Saving Aramaic, a slam on poetry slams, and a literary love affair

February 15, 2013

What a busy week—two holidays! This week’s links look across the globe at recent happenings, including literature festivals and upcoming events. Enjoy!

News, Reviews, and Interviews

The University of Illinois now offers a masters program in translation studies, both online and on campus.

The very first Irrawaddy literary festival took place in Burma earlier this month.

CLT and WLT are proud to announce that Mo Yan’s Sandalwood Death made the cover of the New York Times Book Review! 

How does one go about saving a dying language? Ask Geoffrey Khan, whose current mission is to save Aramaic.

A recent article at the Independent slams poetry slams for not helping poetry survive. 
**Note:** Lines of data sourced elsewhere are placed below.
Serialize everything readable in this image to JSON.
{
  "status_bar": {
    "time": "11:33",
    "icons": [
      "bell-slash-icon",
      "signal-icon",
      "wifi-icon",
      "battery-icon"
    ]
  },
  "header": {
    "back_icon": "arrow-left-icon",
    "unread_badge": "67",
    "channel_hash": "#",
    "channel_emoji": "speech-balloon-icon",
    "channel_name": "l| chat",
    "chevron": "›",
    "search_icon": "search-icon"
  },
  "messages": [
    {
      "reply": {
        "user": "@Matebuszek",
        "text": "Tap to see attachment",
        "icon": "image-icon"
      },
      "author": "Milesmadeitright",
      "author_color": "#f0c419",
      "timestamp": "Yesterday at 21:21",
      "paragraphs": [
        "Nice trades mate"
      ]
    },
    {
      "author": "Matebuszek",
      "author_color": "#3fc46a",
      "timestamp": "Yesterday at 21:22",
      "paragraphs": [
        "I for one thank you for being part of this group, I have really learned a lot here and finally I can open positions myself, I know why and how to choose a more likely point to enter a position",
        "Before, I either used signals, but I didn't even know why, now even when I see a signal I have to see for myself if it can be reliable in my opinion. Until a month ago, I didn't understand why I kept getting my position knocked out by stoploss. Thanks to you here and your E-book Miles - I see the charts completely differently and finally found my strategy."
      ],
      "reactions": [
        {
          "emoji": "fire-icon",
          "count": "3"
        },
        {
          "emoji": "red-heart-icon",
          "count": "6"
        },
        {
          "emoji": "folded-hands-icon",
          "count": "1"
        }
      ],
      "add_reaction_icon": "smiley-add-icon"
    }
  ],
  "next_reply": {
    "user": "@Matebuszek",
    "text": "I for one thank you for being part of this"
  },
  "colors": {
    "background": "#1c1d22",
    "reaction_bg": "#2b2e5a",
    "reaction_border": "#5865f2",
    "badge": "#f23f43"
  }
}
Fans of Michael Ondaatje will be delighted with this new video interview at 3200 Stories. 

You can now read the full transcript of this year’s Sebald Lecture, presented by Boris Akunin.

NPR has a book review of Woody Gurthie’s first novelHouse of Earth, which is published by Johnny Depp’s HarperCollins imprint.

Pablo Neruda’s body will be exhumed for an investigation into the circumstances surrounding his death in 1973.

For Your Calendar

Asymptote, a quartlerly magazine for translators, currently needs help funding their future. Can you contribute?

Festival Neue Literatur has several upcoming literary events in NYC.

The Susan Sontag Prize for Translation is open for French translations!

Fun Finds and Inspiration

Don’t give up on your projects because they didn’t work out the first time—most success stories begin with failure.

Kelly McMasters surrounded herself with books this Valentine’s Day. You can read about her literary love affair at the Paris Review blog.

World Literature Today
630 Parrington Oval, Suite 110
Norman, OK 73019-4037
405-325-4531



Updated by World Literature Today: [email protected]